Relay Bike Share moved into Atlanta last summer. There were about 100 bright blue bikes around town to choose from and 10 rental stations.
Now, there are 500 of them at more than 70 bike rental stations around the city.
Timberley Jones, Relay’s director of community outreach, said there’s been a change in Atlanta’s attitude toward bikes.
By Molly Samuel • Oct. 13, 2017
Two years ago, Atlanta Mayor Kasim Reed spoke about the importance of water from the bottom of a giant quarry west of Midtown.
“Conservative estimates show that if we were to go just one day without water, the price tag to our local economy would exceed $100 million,” he said.
By Amy Kiley •
Georgia is now one of the most popular places in the world to film movies and TV shows. Projects skyrocketed after the state began a 30 percent tax credit in 2008, but, if another state offered a better incentive, would Georgia’s film industry survive?
The short answer to that question is … probably. The reason is that Georgia has trained workers and film-friendly locations.
By Sam Whitehead •
When Joe Glionna was looking for a place to host the first-ever North American Commercial Vehicle show, the Georgia World Congress Center in Atlanta stood out.
“A lot of the upgrades in the city – the restaurant life, the bars, the access around the GWCC, the thousands of hotel rooms within walking distance – all of that made Atlanta a good spot,” he said.
By Susanna Capelouto • Oct. 10, 2017
Peachtree-Pine, a homeless shelter on the edge of downtown Atlanta, used to house up to 500 people a night.
It was the city’s largest shelter until it shut down this summer following a $9.7 million settlement in a decade-long court battle between its operator, Metro Atlanta Task Force for the Homeless, and various downtown civic and business organizations.
By Molly Samuel •
There used to be trees across the street from Portia Webb’s house. She’s lived in the Atlanta neighborhood of Reynoldstown for 50 years, she says.
There was a big old house on the lot across the street. And up until a few years ago a ministry that was around the corner would bring kids to the lot to play.
The ministry that worked with the kids has moved; now there are townhomes on that spot around the corner. And the trees in the lot across the street are gone, too.
By Tasnim Shamma •
Atlanta is sometimes referred to as the Silicon Valley of the South. The city has major tech companies, start-ups and universities.
One problem? Not enough workers. Rodney Sampson is chairman of Opportunity Hub and a partner at Tech Square Labs in Midtown Atlanta.
“The computing job shortage will be a million-plus by 2020,” Sampson said. “And so are those going to be Americans in those jobs? Who’s going to be in those jobs?”
By Stephannie Stokes • Oct. 9, 2017

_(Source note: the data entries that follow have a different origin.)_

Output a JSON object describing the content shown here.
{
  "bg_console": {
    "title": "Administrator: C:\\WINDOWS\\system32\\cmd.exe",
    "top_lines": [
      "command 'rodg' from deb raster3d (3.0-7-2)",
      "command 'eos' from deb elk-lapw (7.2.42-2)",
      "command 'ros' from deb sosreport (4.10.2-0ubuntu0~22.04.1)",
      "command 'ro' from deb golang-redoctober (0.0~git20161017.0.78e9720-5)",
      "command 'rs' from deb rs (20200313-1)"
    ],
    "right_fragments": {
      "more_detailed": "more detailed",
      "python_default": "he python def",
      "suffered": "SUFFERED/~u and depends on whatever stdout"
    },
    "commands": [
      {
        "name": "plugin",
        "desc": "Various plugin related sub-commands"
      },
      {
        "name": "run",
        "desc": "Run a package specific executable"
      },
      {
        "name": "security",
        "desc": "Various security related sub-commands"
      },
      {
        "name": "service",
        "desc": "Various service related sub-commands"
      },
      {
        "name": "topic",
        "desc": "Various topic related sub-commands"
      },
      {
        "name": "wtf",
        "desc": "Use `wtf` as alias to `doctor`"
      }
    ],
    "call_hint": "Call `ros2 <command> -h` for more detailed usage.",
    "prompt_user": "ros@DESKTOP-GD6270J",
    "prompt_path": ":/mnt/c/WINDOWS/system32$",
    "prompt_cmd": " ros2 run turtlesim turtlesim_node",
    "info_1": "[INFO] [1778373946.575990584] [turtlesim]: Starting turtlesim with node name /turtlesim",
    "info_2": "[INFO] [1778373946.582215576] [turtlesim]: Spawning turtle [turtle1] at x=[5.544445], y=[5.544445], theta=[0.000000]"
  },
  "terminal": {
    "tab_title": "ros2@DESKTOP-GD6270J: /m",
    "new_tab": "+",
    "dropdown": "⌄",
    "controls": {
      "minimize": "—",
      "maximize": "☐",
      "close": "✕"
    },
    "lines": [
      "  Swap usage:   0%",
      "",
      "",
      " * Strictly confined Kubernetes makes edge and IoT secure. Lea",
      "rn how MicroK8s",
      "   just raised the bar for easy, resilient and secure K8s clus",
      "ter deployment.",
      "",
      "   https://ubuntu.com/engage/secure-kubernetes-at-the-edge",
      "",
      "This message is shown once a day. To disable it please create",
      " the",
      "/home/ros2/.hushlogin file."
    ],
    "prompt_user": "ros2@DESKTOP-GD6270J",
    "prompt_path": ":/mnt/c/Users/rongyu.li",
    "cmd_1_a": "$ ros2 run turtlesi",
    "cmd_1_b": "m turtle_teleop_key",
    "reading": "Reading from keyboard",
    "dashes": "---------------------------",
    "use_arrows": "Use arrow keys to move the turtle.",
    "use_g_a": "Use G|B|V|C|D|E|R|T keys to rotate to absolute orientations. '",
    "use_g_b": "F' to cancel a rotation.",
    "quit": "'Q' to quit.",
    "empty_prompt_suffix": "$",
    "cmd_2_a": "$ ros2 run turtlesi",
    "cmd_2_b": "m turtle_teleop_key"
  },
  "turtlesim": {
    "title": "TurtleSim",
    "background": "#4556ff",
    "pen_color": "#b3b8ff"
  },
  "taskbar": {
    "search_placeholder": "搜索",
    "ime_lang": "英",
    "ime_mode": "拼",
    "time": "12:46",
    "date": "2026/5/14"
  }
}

If you need numbers to prove affordable housing is an issue for Atlanta, you’ll get them from Georgia State professor Dan Immergluck.
He’s analyzed rents.
“Over the last three years, we’ve seen rents in many neighborhoods go up 15 percent, 20 percent,” Immergluck said. “Some neighborhoods 40, 45 percent.”